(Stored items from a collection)
*** Block opens ***

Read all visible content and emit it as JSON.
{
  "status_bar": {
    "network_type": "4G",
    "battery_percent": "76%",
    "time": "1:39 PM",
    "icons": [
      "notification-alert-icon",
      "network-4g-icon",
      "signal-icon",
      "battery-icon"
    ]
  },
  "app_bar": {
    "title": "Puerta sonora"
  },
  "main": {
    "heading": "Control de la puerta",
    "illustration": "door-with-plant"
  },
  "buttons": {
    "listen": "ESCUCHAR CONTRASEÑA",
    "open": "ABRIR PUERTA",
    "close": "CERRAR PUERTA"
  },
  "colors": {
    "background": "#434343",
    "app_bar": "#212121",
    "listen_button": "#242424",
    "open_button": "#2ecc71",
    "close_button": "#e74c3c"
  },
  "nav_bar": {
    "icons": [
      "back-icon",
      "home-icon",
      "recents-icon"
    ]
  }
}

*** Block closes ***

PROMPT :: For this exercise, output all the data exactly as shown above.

SOLUTION FOR THIS EXERCISE ::
Read all visible content and emit it as JSON.
{
  "status_bar": {
    "network_type": "4G",
    "battery_percent": "76%",
    "time": "1:39 PM",
    "icons": [
      "notification-alert-icon",
      "network-4g-icon",
      "signal-icon",
      "battery-icon"
    ]
  },
  "app_bar": {
    "title": "Puerta sonora"
  },
  "main": {
    "heading": "Control de la puerta",
    "illustration": "door-with-plant"
  },
  "buttons": {
    "listen": "ESCUCHAR CONTRASEÑA",
    "open": "ABRIR PUERTA",
    "close": "CERRAR PUERTA"
  },
  "colors": {
    "background": "#434343",
    "app_bar": "#212121",
    "listen_button": "#242424",
    "open_button": "#2ecc71",
    "close_button": "#e74c3c"
  },
  "nav_bar": {
    "icons": [
      "back-icon",
      "home-icon",
      "recents-icon"
    ]
  }
}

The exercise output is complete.